Monster Walk

Monster Walk

Monster Walk

Monster Walk: The Monster Walk is a common resistance training exercises for strengthening / activating the glutes.

  1. Step both legs through the band . (Band can be around knees, ankles, feet or toes)
  2. Get into a quarter squat position bending slightly at the hips and the knees and drive your knees / ankles out and into the band.
  3. Stay on your heels and keep the toes pointing forward. Maintain a quarter squat position and start walking. Take little steps so as not to lose your positioning. Walk to the left and to the right for 10-12 steps in each direction. Lift and control the trail leg and maintain pressure on the band. Control the torso / core position.

 

The Monster Walk is a great exercise for helping people who are having issues due to poor activation or weakness of the glutes, primarily gluteus medius. Poor activation of the gluteus medius can lead to a number of musculoskeletal ailments involving many different areas including the knees, hips and even the back. Strengthening them by resisting abduction during a functional movement can be a very effective solution. The Monster Walk has become a staple exercise prescribed by many personal trainers and strength and conditioning coaches.

Muscles Worked

Monster walks work / activate the muscles in your hips and glutes. In particular the hip extensors and abductors (gluteus medius and tensor fasciae latae).

Monster Walk

Common Mistakes

Control trunk / core.

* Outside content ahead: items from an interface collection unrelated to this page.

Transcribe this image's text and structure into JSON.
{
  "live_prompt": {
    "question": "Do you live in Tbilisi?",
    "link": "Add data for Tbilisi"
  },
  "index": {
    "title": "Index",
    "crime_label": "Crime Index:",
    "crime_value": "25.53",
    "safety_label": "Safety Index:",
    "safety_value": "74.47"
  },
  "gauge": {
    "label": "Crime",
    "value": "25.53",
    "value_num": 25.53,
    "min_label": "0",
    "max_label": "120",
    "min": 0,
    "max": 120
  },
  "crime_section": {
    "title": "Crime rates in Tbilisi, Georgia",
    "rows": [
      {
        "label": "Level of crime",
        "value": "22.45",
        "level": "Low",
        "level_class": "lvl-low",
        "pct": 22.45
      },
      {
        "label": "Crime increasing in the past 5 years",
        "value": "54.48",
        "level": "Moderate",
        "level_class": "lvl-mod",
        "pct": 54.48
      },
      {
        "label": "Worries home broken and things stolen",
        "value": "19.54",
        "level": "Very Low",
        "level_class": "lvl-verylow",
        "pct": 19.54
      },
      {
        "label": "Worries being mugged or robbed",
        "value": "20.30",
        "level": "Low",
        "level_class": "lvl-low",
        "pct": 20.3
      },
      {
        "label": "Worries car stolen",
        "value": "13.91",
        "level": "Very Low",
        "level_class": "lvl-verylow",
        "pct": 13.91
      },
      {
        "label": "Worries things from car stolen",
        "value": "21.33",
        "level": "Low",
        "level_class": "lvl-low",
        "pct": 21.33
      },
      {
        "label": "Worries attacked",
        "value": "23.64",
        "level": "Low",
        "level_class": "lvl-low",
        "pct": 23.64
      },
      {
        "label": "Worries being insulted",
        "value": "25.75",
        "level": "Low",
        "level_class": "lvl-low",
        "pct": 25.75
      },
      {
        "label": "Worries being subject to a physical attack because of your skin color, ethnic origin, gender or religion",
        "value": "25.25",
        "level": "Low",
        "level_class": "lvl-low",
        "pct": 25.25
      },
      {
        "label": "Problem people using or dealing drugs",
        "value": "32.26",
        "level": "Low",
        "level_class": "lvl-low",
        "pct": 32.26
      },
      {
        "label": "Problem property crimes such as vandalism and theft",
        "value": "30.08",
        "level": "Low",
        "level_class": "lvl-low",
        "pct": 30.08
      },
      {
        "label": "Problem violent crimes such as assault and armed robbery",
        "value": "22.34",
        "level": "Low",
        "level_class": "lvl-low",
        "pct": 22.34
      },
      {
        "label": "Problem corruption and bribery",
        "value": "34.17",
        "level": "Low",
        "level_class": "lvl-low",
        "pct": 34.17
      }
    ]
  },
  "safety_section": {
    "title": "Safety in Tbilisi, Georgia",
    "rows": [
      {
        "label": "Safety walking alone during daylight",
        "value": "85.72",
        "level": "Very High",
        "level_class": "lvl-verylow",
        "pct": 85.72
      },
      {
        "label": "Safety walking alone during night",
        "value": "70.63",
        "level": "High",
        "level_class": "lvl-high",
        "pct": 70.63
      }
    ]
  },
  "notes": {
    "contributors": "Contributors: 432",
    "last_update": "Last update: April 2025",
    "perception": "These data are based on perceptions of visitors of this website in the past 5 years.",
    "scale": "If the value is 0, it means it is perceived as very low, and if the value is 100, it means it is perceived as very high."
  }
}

Maintain control of the trunk / core while performing the exercise. It is common to see athletes compensate through the core / trunk to take larger steps or because of fatigue. The back should remain straight and body should remain facing forward, with limited twisting.

Control trail leg.

Maintain controlled steps, in particular the eccentric trail leg to overload the target muscles. It is common to see athletes performing the exercise too quickly and losing control / not developing strength in the lateral hip muscles.

Band Tension.

Maintain tension in the band. If the band is slack or not as tight as it could be then the resistance is not great enough to get the most out of this exercise.

Variations

  1. Forward Monster Walk

Step forward and out to the side with one foot. Then step forward and out to the side with the other. Take “monster,” big steps, keeping the feet as wide apart as possible while moving forward and maintaining control of the torso.

2. Backward Monster Walk

Step backward and out to the side with one foot. Then step backward and out to the side with the other. Take “monster,” big steps, keeping the feet as wide apart as possible while moving backwards and maintaining control of the torso.

3.  Band Position

The band can be placed around the knees, ankles, feet or toes to increase the difficulty of the exercise. The higher up the leg the band is placed, the easier the exercise. The further down the legs the band is placed the harder the exercise  due to the increased lever length.

4. Body Position

Low monster walk (more of a squat) and a straighter leg monster walk variations are also common.

Monster Walk

 

Check out these other resistance training exercises:

Learn more about resistance training the  Certificate III in FitnessCertificate IV in Fitness,and Diploma of Fitness Courses.